[Start of Attachment]

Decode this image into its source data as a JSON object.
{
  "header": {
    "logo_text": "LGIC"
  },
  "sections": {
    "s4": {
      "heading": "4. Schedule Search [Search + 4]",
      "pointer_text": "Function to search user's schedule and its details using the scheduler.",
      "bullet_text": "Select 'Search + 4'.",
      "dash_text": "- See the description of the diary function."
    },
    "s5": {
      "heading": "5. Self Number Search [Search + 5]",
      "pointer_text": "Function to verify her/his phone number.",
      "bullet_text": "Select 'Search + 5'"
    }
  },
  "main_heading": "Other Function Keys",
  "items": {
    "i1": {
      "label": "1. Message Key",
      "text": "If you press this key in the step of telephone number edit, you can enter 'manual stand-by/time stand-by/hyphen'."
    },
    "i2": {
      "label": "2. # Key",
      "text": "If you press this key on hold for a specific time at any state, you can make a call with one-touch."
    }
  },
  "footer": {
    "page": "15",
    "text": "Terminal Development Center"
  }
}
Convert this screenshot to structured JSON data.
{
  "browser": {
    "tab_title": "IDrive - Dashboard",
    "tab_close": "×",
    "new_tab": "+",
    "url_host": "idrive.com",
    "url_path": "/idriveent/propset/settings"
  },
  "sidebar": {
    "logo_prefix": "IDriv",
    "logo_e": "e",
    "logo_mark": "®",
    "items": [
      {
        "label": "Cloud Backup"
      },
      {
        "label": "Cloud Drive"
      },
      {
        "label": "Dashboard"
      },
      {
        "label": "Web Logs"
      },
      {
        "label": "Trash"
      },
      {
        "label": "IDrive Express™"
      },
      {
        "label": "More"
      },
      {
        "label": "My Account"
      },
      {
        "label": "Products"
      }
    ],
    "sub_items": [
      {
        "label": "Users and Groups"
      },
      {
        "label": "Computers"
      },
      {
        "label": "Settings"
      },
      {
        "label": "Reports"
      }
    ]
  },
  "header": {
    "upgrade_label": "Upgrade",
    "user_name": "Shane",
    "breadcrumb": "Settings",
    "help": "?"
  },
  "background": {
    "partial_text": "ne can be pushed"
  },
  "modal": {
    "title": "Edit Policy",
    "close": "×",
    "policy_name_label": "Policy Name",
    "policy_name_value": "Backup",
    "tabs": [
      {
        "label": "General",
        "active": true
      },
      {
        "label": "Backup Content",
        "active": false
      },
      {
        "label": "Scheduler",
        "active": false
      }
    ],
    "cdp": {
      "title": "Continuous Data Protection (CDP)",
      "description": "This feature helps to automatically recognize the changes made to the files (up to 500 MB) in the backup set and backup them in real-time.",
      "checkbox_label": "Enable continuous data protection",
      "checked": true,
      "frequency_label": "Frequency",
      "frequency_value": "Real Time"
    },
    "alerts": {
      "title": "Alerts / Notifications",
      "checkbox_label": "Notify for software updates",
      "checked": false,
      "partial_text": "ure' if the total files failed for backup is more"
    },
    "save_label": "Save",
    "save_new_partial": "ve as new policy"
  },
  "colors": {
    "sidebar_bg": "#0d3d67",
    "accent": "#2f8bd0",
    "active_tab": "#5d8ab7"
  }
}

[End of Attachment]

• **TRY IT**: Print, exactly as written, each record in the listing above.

• **WRITTEN ANSWER**:
Decode this image into its source data as a JSON object.
{
  "header": {
    "logo_text": "LGIC"
  },
  "sections": {
    "s4": {
      "heading": "4. Schedule Search [Search + 4]",
      "pointer_text": "Function to search user's schedule and its details using the scheduler.",
      "bullet_text": "Select 'Search + 4'.",
      "dash_text": "- See the description of the diary function."
    },
    "s5": {
      "heading": "5. Self Number Search [Search + 5]",
      "pointer_text": "Function to verify her/his phone number.",
      "bullet_text": "Select 'Search + 5'"
    }
  },
  "main_heading": "Other Function Keys",
  "items": {
    "i1": {
      "label": "1. Message Key",
      "text": "If you press this key in the step of telephone number edit, you can enter 'manual stand-by/time stand-by/hyphen'."
    },
    "i2": {
      "label": "2. # Key",
      "text": "If you press this key on hold for a specific time at any state, you can make a call with one-touch."
    }
  },
  "footer": {
    "page": "15",
    "text": "Terminal Development Center"
  }
}
Convert this screenshot to structured JSON data.
{
  "browser": {
    "tab_title": "IDrive - Dashboard",
    "tab_close": "×",
    "new_tab": "+",
    "url_host": "idrive.com",
    "url_path": "/idriveent/propset/settings"
  },
  "sidebar": {
    "logo_prefix": "IDriv",
    "logo_e": "e",
    "logo_mark": "®",
    "items": [
      {
        "label": "Cloud Backup"
      },
      {
        "label": "Cloud Drive"
      },
      {
        "label": "Dashboard"
      },
      {
        "label": "Web Logs"
      },
      {
        "label": "Trash"
      },
      {
        "label": "IDrive Express™"
      },
      {
        "label": "More"
      },
      {
        "label": "My Account"
      },
      {
        "label": "Products"
      }
    ],
    "sub_items": [
      {
        "label": "Users and Groups"
      },
      {
        "label": "Computers"
      },
      {
        "label": "Settings"
      },
      {
        "label": "Reports"
      }
    ]
  },
  "header": {
    "upgrade_label": "Upgrade",
    "user_name": "Shane",
    "breadcrumb": "Settings",
    "help": "?"
  },
  "background": {
    "partial_text": "ne can be pushed"
  },
  "modal": {
    "title": "Edit Policy",
    "close": "×",
    "policy_name_label": "Policy Name",
    "policy_name_value": "Backup",
    "tabs": [
      {
        "label": "General",
        "active": true
      },
      {
        "label": "Backup Content",
        "active": false
      },
      {
        "label": "Scheduler",
        "active": false
      }
    ],
    "cdp": {
      "title": "Continuous Data Protection (CDP)",
      "description": "This feature helps to automatically recognize the changes made to the files (up to 500 MB) in the backup set and backup them in real-time.",
      "checkbox_label": "Enable continuous data protection",
      "checked": true,
      "frequency_label": "Frequency",
      "frequency_value": "Real Time"
    },
    "alerts": {
      "title": "Alerts / Notifications",
      "checkbox_label": "Notify for software updates",
      "checked": false,
      "partial_text": "ure' if the total files failed for backup is more"
    },
    "save_label": "Save",
    "save_new_partial": "ve as new policy"
  },
  "colors": {
    "sidebar_bg": "#0d3d67",
    "accent": "#2f8bd0",
    "active_tab": "#5d8ab7"
  }
}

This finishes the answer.